What you need to do:
Copy out each line in the material below that has the word "length".
==============================
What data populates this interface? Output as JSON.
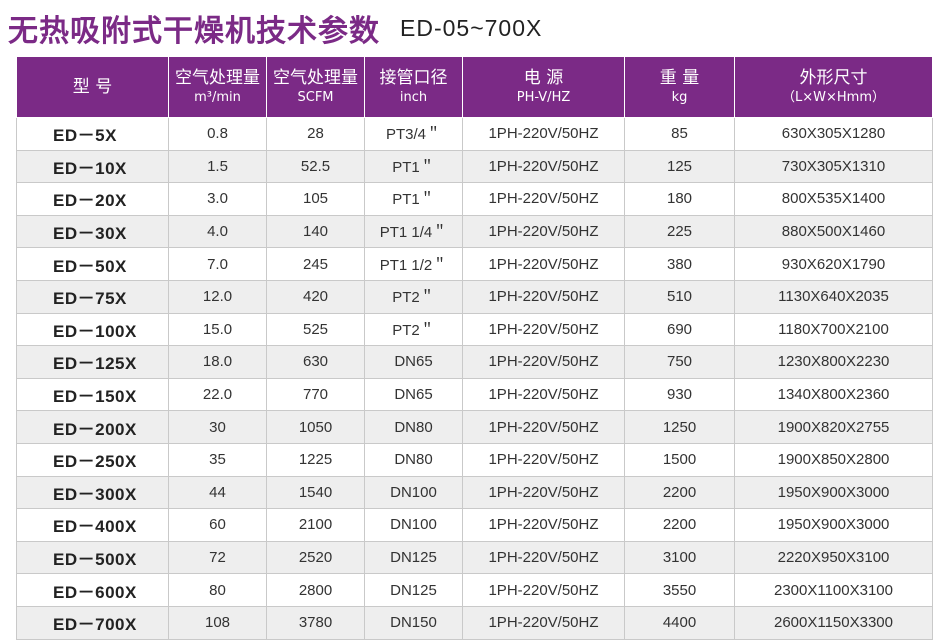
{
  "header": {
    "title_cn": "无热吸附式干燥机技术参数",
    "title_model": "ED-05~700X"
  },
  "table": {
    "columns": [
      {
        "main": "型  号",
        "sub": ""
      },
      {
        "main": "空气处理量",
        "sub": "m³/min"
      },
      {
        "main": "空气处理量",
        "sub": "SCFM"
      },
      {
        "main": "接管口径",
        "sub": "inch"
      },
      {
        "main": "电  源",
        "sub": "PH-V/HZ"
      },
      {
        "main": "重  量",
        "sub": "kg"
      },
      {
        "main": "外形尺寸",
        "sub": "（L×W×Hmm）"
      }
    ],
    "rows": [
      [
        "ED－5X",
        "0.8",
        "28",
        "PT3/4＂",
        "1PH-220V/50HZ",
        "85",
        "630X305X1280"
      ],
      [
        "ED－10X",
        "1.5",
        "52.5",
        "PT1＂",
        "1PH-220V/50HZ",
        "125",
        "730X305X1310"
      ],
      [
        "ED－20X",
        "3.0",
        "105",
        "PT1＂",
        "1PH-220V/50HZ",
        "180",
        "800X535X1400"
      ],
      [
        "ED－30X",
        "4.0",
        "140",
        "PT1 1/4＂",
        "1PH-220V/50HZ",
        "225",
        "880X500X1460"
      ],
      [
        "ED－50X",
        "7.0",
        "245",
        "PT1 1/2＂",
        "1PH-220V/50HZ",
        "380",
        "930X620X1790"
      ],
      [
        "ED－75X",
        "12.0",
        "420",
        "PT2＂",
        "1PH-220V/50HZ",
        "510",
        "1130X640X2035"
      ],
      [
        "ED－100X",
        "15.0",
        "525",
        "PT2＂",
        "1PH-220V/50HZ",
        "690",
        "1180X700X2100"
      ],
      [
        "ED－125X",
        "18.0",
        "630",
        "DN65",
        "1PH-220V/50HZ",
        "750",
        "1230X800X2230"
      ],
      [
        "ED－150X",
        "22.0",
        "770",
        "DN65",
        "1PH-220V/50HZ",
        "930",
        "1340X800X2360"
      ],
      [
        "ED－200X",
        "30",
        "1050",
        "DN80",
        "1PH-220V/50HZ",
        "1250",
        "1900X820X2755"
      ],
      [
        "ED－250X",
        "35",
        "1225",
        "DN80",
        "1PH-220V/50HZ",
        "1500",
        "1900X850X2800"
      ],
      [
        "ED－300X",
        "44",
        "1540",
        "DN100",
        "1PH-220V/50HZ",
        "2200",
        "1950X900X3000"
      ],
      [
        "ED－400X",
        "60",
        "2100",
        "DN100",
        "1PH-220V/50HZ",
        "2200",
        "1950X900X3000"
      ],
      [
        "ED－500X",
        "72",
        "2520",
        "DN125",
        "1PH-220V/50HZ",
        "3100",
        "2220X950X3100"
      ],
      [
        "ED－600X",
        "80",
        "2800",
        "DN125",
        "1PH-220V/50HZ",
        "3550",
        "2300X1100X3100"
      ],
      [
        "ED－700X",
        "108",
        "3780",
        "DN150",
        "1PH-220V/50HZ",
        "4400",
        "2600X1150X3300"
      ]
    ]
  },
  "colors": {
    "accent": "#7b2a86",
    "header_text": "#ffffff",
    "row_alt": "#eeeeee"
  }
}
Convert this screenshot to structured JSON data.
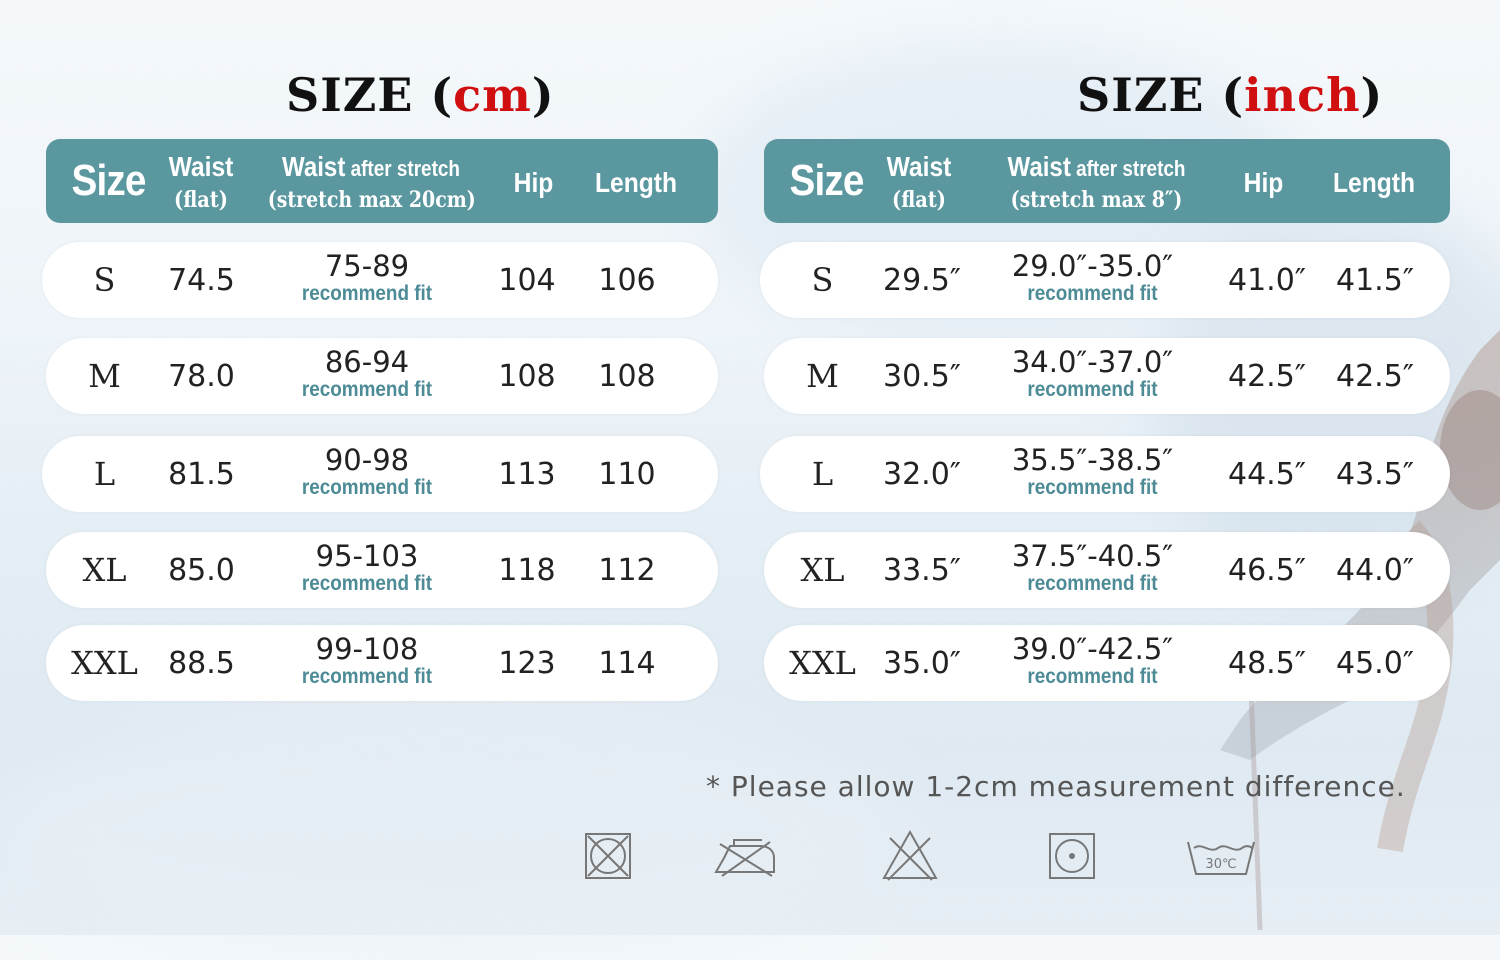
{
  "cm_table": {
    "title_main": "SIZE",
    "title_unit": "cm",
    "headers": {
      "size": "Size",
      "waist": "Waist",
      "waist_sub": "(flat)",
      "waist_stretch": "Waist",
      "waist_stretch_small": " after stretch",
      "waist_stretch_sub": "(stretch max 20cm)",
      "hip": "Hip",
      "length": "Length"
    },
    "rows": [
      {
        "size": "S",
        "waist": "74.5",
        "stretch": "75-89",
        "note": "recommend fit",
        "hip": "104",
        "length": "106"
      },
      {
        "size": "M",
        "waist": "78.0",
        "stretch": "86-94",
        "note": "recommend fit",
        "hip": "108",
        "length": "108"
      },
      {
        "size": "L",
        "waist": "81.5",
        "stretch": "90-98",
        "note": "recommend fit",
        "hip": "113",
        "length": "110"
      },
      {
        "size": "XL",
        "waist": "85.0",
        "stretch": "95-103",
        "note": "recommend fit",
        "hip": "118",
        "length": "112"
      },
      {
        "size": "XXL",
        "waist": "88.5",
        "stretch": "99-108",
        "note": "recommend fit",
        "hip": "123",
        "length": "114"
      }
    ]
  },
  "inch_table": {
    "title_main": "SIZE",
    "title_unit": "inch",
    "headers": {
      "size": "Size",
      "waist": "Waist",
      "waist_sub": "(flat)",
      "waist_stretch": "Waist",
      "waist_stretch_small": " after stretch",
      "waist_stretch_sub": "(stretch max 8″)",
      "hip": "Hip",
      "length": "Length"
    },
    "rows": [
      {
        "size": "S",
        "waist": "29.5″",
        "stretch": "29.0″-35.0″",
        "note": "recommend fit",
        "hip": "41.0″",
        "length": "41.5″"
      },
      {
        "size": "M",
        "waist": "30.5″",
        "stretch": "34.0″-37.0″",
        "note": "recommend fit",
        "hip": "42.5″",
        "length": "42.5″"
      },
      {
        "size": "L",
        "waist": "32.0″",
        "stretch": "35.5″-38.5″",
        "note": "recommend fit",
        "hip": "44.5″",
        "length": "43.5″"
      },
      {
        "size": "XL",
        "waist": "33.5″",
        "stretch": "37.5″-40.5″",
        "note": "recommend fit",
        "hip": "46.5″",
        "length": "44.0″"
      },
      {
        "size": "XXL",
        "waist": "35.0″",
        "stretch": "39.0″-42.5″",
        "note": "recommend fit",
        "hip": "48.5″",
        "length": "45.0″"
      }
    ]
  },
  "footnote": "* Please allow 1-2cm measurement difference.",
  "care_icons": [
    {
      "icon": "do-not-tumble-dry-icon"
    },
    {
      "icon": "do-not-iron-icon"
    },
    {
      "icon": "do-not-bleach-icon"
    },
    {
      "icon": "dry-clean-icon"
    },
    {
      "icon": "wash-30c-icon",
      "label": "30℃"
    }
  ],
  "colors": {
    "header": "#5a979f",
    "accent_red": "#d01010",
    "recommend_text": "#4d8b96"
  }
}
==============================
Answer box:
      "length": "Length"
        "length": "106"
        "length": "108"
        "length": "110"
        "length": "112"
        "length": "114"
      "length": "Length"
        "length": "41.5″"
        "length": "42.5″"
        "length": "43.5″"
        "length": "44.0″"
        "length": "45.0″"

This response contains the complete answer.